Tracy is still not sure if he will go on the disabled list, but Johnson said the Nationals will make a decision on a roster move on Monday.
Meanwhile, outfielder Corey Brown was not in the lineup for Triple-A Syracuse for the second day in a row and is on his way to Miami to join the Nationals on Monday. It is still not known if he will be put on the 25-man roster.
Brown is having a nice comeback season, hitting .297 with 12 home runs and 30 RBIs for Syracuse. He has hit a home run in five straight games.
Johnson also has not ruled out Mark DeRosa being activated from the disabled list during the Marlins series. DeRosa, who hasn't played since late April because of a left oblique strain, took batting practice with the team on Sunday and had a throwing session without any problems.
"I'm hoping I'm activated pretty soon," DeRosa said. "I took BP today and I felt pretty good. I'll see how I recover tonight and get back in the cage [Monday] before the day game. We'll see where we are at."
Detwiler prefers starting, understands 'pen move
ATLANTA -- A day after being told he was being demoted to the bullpen, Nationals left-hander Ross Detwiler said he would prefer to be a starter, but understands why Chien-Ming Wang is being put in the rotation.
"We have a guy that is year in and year out winning games. I wasn't getting the job done at the time. I still have a chance to put on a big league uniform," Detwiler said. "The way I look at it, I'm going from the best starting rotation in the big leagues to the best bullpen."
Just a few weeks ago, it seemed like a no-brainer that Detwiler would remain in the rotation, but he has not pitched well in his last three starts and has seen his ERA climb from 2.10 to 3.88. It also didn't help that he threw 100 pitches in 4 1/3 innings against the Braves on Friday.
"I didn't think the last start was as bad as it looked. I was just missing here and there. I thought that was an easier fix than anything else," Detwiler said. "I'm really looking forward to getting back out there and throwing strikes and not falling behind every hitter."
Wang, who started the season on the disabled list because of a strained left hamstring, made his season debut on Friday and pitched well, allowing one run in three innings to earn the win. Wang was slated to start the season as the fifth starter before he was injured.

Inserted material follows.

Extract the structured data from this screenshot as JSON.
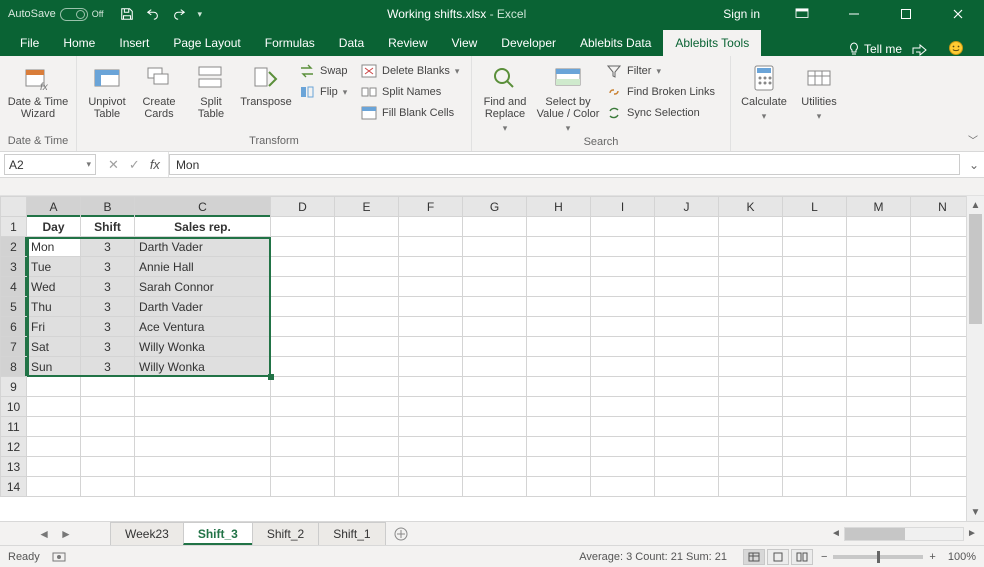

"If he didn't get hurt, I wouldn't even have the chance to start games anyway. He is just coming back and claiming his spot. That's all it is," Detwiler said.
Detwiler will not be available to work out of the bullpen until Tuesday or Wednesday. He will be treated as if he will be a starter and will probably be available to pitch every fifth day.
Pitching coach Steve McCatty said that there is nothing wrong with Detwiler's mechanics. He needs to attack the strike zone better.
"It getting back to the trust of hitting your spots and being aggressive and say, 'Here, I'm going to put it in play.' Sometimes, when you struggle the worst you can do is try to do more," McCatty said.
Don't sweat it: Nothing wrong with Strasburg
ATLANTA -- During his outing against the Braves on Saturday, Nationals right-hander Stephen Strasburg was seen shaking his arm before throwing a pitch.
There is nothing wrong with his arm. He was simply trying to get the sweat off his arm and hand.
"When you sweat, you want to get it off your hand and, yesterday, the weather was pretty warm," pitching coach Steve McCatty said.
Strasburg earned his fifth win, allowing four runs in five innings.
Bill Ladson is a reporter for MLB.com and writes an MLBlog, All Nats All the time. He also can be found on Twitter @WashingNats. This story was not subject to the approval of Major League Baseball or its clubs.